=== Supplied records ===
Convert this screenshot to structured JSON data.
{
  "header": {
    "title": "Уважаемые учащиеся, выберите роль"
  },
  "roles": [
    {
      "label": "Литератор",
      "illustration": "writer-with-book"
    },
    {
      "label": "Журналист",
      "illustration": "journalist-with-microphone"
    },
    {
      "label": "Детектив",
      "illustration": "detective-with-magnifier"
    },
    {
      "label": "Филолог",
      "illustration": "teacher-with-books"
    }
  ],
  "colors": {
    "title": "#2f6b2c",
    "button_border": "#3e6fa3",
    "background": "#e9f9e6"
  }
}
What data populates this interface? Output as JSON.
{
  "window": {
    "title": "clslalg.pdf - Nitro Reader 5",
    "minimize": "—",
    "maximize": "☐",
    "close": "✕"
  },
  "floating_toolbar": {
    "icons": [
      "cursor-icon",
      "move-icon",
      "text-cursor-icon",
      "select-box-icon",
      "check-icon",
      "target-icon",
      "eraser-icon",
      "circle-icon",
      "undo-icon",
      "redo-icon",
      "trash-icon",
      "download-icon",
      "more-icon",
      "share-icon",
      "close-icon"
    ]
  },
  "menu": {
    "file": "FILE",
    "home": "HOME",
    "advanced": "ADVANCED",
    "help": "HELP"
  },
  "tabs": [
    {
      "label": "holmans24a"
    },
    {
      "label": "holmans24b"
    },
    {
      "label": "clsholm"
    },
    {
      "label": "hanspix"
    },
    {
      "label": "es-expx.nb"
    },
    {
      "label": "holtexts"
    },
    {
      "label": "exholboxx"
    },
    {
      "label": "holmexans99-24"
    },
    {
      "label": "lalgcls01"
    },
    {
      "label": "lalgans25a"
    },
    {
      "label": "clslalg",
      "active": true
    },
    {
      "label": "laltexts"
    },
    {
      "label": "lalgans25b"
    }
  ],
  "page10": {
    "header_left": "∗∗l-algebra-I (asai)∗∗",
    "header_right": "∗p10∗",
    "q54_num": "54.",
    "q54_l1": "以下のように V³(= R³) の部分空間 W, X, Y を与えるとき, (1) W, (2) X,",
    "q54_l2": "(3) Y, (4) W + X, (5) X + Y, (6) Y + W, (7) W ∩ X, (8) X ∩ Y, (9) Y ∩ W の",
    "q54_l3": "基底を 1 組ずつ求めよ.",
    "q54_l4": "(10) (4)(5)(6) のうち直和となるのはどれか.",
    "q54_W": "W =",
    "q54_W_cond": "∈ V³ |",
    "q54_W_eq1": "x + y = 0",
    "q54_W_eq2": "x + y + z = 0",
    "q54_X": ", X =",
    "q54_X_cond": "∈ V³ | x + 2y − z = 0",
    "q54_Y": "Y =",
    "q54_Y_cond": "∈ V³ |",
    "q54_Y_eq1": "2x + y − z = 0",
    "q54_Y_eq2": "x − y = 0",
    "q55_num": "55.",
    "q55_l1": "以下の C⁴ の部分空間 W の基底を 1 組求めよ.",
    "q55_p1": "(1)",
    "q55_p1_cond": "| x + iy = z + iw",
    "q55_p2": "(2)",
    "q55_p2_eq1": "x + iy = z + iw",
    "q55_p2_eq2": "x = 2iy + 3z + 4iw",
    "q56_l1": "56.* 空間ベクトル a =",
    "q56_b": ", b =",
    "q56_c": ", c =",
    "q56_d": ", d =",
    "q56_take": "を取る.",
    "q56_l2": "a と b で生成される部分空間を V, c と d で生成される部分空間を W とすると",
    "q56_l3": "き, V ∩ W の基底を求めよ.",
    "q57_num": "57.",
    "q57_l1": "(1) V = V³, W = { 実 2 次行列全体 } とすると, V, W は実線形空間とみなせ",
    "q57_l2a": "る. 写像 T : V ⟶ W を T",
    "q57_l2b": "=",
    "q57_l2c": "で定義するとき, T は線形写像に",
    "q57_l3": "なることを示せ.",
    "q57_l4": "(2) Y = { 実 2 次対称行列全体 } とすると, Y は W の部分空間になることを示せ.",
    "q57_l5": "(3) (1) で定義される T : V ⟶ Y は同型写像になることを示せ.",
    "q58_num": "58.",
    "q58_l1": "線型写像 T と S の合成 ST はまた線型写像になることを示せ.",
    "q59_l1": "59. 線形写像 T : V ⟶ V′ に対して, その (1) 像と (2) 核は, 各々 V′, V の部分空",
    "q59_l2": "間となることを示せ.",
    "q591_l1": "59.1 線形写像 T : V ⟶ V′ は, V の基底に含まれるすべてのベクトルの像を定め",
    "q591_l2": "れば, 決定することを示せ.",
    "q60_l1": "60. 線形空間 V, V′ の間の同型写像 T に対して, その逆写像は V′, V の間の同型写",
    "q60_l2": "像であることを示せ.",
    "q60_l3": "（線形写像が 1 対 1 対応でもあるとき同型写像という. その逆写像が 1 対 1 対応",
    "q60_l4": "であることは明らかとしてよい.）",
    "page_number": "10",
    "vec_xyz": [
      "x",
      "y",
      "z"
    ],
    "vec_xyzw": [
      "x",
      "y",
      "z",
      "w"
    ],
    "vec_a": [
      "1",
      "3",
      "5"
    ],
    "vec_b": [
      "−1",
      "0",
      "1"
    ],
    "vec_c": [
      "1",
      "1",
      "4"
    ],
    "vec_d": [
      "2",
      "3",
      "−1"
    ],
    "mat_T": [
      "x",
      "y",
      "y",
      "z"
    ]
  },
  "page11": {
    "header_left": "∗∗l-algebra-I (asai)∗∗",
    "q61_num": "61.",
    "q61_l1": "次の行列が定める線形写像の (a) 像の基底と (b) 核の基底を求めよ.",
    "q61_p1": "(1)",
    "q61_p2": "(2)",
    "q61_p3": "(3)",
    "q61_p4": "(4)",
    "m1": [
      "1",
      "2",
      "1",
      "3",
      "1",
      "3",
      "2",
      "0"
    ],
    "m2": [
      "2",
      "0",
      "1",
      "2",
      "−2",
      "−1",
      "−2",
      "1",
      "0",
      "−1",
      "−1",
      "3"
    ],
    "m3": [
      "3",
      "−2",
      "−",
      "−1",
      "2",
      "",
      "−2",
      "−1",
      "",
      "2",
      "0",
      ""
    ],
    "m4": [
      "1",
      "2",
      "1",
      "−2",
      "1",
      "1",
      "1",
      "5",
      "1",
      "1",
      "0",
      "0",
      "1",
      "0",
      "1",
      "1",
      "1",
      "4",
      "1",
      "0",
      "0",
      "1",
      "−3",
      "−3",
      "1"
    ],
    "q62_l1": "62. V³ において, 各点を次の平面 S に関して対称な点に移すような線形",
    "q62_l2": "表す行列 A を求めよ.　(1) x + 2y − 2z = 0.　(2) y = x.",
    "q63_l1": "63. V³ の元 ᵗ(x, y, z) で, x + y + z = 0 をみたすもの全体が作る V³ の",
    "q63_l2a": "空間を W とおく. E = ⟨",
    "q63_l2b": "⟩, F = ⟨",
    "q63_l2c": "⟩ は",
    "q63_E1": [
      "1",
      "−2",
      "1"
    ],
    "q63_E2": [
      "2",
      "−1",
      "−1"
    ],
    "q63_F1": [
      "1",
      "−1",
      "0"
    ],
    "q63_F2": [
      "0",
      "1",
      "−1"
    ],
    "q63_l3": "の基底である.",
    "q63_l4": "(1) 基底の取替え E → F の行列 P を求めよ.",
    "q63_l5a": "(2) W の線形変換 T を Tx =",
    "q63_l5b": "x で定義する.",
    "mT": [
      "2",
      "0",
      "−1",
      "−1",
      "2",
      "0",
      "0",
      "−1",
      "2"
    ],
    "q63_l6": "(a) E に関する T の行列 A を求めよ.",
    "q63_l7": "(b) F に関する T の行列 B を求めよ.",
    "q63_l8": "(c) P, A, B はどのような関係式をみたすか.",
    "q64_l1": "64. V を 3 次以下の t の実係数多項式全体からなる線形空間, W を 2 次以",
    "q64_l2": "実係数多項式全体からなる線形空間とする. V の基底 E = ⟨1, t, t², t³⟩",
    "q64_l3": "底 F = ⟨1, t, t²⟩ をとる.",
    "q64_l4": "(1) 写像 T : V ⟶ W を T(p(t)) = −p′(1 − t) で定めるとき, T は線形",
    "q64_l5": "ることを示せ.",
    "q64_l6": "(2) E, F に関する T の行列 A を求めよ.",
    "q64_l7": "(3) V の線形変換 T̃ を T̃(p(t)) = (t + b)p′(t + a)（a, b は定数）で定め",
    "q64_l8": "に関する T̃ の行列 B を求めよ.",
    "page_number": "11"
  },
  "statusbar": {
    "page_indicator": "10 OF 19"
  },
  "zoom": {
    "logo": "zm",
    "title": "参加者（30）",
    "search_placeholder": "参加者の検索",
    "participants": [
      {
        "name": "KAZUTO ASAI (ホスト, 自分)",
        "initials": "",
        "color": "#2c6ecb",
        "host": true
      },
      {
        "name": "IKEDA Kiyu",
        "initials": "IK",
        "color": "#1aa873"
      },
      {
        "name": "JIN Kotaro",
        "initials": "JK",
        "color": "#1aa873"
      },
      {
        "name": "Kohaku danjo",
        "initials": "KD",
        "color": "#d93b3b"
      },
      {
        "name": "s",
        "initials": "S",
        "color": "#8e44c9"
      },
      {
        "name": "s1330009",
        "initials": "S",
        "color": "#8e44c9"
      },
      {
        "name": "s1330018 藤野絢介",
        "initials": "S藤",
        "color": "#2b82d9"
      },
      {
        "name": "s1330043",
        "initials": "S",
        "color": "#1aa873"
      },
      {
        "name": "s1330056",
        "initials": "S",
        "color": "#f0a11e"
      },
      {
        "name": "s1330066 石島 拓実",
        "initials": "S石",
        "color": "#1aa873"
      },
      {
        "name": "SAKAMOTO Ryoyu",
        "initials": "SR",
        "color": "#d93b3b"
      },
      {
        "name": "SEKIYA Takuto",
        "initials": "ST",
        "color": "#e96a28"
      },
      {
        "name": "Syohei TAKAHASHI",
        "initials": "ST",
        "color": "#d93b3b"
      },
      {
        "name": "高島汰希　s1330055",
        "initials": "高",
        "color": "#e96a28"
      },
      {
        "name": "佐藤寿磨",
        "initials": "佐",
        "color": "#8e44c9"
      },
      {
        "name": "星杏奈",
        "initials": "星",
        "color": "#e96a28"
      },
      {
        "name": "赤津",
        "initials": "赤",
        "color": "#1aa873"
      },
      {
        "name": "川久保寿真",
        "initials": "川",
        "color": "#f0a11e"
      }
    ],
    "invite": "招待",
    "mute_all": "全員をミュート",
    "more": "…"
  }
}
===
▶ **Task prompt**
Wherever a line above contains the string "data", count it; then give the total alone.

▶ **Answer**
2